→ **REQUIRED WORK**
Look through the records below for the word "this". Report how many lines have it, and only that number.

[Web page and app entries]
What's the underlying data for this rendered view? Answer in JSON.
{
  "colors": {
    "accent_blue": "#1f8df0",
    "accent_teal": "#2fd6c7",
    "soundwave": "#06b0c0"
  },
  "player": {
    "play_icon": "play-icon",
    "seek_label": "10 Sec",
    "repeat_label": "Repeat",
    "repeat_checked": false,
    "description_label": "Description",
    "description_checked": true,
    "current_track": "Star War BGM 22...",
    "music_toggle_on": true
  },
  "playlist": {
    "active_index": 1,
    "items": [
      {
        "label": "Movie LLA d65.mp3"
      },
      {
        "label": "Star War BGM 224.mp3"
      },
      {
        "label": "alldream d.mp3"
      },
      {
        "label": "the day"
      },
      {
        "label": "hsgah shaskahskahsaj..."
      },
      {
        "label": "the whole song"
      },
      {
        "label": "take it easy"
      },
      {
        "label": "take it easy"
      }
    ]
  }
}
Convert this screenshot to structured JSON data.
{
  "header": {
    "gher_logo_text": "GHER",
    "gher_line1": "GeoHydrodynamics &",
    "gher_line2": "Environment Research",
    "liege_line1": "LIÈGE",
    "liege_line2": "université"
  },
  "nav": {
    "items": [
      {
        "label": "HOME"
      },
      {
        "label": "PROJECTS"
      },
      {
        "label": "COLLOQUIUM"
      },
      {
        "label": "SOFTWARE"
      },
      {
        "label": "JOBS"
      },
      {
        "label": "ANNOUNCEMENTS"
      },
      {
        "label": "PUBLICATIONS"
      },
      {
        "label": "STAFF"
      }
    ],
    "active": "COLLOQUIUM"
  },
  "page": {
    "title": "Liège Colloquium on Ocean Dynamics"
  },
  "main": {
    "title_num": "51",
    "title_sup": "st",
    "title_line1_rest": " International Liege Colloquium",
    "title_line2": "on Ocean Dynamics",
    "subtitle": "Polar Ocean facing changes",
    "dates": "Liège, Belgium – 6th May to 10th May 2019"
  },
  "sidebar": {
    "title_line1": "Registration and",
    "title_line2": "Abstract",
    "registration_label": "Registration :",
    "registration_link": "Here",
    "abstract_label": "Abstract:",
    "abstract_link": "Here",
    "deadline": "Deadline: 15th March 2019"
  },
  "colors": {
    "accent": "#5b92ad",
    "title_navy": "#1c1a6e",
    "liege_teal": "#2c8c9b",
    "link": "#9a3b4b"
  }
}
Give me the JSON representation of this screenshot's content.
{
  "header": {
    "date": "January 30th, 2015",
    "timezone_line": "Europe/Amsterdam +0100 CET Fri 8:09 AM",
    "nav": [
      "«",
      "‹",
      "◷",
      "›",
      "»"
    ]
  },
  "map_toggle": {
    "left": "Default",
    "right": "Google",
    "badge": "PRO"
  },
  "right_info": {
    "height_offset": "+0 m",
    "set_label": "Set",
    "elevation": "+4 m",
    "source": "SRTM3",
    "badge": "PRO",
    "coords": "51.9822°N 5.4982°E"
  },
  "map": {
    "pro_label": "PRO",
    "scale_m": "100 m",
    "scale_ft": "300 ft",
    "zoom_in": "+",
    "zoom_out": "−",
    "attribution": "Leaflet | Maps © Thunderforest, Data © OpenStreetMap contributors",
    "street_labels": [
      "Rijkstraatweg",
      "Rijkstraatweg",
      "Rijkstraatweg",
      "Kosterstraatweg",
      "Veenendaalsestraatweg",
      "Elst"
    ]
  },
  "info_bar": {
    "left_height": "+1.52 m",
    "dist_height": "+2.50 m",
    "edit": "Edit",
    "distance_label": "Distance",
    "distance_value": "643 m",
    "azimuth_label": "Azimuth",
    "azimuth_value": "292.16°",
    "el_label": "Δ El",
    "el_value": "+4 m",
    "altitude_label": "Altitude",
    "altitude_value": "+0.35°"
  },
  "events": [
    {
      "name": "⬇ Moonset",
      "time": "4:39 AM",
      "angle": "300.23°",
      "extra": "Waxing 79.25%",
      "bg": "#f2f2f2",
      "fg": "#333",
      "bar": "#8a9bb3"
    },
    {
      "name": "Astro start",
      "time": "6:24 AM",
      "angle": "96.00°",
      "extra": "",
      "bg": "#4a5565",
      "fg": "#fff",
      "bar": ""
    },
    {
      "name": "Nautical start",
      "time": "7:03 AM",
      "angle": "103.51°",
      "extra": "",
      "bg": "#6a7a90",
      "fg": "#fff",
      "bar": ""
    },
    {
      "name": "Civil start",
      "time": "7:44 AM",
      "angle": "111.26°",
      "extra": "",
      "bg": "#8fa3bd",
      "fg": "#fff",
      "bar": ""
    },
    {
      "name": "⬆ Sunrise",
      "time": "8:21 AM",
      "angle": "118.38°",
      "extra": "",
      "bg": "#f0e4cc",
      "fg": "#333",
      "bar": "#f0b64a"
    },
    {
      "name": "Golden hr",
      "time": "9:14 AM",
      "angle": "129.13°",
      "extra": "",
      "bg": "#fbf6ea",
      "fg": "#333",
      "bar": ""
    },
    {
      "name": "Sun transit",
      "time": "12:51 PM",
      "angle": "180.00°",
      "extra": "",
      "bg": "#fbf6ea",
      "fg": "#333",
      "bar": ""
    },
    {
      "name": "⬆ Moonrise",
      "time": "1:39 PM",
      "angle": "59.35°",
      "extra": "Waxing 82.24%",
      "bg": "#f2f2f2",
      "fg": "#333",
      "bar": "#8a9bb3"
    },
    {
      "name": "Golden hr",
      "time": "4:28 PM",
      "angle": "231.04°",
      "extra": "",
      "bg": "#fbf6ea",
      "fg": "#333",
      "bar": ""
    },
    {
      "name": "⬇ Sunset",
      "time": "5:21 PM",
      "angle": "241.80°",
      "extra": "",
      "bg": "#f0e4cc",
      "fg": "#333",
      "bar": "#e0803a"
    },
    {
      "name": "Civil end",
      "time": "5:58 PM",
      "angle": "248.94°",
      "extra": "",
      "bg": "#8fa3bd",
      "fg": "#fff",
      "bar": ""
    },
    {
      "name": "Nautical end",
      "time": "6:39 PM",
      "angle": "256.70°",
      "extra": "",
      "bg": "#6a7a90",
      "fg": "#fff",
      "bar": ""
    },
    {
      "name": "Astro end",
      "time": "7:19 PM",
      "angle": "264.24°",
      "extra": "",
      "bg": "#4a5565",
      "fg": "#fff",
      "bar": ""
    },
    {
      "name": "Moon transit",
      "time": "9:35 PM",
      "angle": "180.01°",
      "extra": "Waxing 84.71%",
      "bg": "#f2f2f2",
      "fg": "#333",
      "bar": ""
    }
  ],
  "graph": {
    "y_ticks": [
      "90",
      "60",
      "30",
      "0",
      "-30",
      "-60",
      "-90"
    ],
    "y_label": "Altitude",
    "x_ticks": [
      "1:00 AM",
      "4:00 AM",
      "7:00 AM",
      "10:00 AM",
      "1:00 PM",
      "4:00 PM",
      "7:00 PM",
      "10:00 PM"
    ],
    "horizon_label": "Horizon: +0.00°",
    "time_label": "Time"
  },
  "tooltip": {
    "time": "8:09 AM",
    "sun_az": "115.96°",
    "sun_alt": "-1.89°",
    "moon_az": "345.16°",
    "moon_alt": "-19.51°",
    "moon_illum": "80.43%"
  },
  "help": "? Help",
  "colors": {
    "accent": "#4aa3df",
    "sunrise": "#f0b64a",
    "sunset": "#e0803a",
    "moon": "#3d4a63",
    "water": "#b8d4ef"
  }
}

→ **ANSWER BELOW**
3